> [Brief]
Whenever "EXXEN" appears in a line of the entries below, that line counts; give the total only.

> [Provided entries]
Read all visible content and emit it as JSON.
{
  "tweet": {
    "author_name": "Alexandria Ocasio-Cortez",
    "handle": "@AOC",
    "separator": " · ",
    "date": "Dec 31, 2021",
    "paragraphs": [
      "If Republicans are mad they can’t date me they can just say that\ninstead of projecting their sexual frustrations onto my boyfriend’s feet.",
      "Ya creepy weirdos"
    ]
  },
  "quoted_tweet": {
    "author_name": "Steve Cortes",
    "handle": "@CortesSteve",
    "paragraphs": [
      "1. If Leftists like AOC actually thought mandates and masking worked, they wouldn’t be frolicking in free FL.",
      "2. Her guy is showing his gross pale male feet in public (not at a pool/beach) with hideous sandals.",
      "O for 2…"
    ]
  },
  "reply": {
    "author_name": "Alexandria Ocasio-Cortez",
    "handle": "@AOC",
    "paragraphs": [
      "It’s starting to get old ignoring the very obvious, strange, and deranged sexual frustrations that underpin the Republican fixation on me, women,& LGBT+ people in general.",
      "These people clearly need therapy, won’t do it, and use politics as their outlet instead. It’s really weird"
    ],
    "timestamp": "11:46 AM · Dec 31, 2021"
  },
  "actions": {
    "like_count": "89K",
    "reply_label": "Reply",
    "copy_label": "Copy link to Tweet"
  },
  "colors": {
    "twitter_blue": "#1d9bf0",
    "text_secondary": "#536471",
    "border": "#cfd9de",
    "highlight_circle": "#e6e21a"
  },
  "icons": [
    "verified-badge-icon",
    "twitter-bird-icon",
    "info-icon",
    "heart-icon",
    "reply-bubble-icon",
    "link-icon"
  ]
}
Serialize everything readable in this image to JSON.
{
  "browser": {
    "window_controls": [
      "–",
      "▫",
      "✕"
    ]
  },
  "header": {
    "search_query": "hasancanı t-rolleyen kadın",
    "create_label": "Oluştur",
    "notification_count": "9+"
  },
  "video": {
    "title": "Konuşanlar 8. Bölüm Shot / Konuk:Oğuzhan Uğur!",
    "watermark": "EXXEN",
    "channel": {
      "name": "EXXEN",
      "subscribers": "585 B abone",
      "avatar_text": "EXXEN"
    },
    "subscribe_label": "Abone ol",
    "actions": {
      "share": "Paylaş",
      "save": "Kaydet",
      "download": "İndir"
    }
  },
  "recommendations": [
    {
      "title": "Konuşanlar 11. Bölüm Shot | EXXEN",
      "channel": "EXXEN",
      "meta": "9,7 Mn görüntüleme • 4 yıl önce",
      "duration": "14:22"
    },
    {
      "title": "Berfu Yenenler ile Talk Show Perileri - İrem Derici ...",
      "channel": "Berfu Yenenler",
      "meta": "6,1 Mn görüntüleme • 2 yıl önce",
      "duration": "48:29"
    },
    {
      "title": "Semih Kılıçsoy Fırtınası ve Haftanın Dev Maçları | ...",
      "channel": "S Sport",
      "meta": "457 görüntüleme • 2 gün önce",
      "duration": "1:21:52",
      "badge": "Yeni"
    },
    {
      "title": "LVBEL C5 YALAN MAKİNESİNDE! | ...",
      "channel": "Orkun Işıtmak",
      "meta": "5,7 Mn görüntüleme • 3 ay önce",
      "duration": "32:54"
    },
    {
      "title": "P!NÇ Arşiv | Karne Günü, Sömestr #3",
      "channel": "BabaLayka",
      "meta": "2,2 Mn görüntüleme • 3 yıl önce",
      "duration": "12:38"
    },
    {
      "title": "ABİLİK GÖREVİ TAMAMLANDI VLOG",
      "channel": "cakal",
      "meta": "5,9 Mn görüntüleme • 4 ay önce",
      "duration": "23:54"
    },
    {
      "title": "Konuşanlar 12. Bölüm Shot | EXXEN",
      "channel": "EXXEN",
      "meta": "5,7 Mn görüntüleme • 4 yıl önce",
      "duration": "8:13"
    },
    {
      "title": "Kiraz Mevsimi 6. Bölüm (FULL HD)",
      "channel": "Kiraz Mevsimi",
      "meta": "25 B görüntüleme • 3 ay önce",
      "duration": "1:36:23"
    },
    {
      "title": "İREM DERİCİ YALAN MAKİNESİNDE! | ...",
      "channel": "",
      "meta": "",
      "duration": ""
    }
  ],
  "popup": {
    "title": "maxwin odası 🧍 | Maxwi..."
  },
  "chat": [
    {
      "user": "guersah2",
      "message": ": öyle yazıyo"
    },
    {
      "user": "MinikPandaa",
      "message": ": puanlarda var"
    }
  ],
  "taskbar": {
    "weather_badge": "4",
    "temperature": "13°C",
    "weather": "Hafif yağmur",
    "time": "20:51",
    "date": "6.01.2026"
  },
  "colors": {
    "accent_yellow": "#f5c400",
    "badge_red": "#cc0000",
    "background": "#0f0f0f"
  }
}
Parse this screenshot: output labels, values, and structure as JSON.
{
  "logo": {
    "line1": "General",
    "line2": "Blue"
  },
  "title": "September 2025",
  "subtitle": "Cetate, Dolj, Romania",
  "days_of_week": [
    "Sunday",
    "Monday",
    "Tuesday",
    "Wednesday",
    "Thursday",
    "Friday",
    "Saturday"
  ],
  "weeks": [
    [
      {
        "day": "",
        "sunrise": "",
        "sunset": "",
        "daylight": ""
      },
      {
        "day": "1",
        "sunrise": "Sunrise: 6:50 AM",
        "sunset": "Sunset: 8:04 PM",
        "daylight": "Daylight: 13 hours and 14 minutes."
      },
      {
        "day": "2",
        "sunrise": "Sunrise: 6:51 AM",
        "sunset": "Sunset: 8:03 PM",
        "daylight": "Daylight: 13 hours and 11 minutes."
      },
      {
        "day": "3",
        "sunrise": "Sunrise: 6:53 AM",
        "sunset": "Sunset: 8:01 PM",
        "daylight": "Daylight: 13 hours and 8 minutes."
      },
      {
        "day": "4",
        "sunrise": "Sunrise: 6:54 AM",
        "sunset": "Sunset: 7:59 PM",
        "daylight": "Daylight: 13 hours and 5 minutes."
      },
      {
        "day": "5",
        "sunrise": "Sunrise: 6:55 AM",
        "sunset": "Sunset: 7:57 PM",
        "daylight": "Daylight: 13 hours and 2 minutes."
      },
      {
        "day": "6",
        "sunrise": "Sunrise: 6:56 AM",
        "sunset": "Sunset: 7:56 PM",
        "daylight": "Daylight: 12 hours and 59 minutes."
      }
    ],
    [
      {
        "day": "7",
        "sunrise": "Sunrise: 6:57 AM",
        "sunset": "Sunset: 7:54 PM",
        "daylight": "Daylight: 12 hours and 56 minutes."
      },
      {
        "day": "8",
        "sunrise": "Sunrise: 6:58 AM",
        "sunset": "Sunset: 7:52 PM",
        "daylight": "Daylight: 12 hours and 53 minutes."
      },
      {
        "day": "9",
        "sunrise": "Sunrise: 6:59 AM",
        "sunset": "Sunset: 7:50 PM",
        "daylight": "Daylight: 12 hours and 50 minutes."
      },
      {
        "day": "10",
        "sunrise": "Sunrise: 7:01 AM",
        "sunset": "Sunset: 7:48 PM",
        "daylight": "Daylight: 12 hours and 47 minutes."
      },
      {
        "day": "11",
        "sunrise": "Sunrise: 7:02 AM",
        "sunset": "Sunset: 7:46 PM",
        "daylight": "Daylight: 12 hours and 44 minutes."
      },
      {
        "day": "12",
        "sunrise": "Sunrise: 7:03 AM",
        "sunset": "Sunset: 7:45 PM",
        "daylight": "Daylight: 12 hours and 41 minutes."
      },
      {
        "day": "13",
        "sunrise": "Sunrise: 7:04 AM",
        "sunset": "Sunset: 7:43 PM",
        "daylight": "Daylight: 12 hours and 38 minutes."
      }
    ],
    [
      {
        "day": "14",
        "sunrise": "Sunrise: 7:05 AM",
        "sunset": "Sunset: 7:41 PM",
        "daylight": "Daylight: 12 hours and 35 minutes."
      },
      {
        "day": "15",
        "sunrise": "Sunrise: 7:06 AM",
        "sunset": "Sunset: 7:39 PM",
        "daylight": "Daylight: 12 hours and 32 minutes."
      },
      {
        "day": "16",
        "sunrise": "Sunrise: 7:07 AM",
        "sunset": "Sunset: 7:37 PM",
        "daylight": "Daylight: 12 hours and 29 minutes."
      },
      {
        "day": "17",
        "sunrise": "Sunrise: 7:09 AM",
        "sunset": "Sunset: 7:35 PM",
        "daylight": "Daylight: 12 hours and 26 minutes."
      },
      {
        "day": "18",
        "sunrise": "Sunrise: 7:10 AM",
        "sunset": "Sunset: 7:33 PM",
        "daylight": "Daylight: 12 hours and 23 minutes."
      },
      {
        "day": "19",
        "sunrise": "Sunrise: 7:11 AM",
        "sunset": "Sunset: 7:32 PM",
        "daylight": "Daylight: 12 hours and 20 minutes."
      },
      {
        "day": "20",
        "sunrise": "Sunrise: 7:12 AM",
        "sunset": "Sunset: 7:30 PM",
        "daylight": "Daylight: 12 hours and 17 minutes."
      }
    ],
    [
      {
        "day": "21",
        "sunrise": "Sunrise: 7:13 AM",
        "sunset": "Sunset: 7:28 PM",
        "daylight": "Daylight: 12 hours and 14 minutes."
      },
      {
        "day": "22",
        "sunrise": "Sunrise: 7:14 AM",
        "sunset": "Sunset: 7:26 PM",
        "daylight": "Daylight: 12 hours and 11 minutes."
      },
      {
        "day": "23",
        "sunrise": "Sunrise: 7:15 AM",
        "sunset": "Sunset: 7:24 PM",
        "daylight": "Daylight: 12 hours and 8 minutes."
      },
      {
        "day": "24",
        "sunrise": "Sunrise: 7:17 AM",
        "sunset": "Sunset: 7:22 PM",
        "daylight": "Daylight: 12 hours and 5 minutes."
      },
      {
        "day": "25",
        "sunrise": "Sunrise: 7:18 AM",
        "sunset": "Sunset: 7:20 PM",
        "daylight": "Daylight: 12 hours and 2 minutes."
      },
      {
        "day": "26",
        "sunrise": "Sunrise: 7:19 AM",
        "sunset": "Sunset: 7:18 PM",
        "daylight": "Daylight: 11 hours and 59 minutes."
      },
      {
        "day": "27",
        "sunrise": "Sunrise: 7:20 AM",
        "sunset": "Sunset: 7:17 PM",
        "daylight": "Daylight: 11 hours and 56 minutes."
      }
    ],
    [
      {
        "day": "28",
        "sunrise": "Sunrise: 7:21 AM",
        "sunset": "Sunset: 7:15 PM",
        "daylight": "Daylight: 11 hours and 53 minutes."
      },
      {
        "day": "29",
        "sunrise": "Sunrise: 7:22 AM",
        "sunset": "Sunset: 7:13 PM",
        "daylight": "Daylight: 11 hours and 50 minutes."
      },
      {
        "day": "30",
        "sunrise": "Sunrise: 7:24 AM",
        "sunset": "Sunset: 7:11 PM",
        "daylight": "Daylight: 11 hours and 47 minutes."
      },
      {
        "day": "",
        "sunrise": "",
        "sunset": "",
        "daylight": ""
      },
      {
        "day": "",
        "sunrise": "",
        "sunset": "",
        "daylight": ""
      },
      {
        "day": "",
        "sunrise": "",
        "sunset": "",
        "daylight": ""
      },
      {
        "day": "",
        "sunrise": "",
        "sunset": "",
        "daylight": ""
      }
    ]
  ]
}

> [Written reply]
7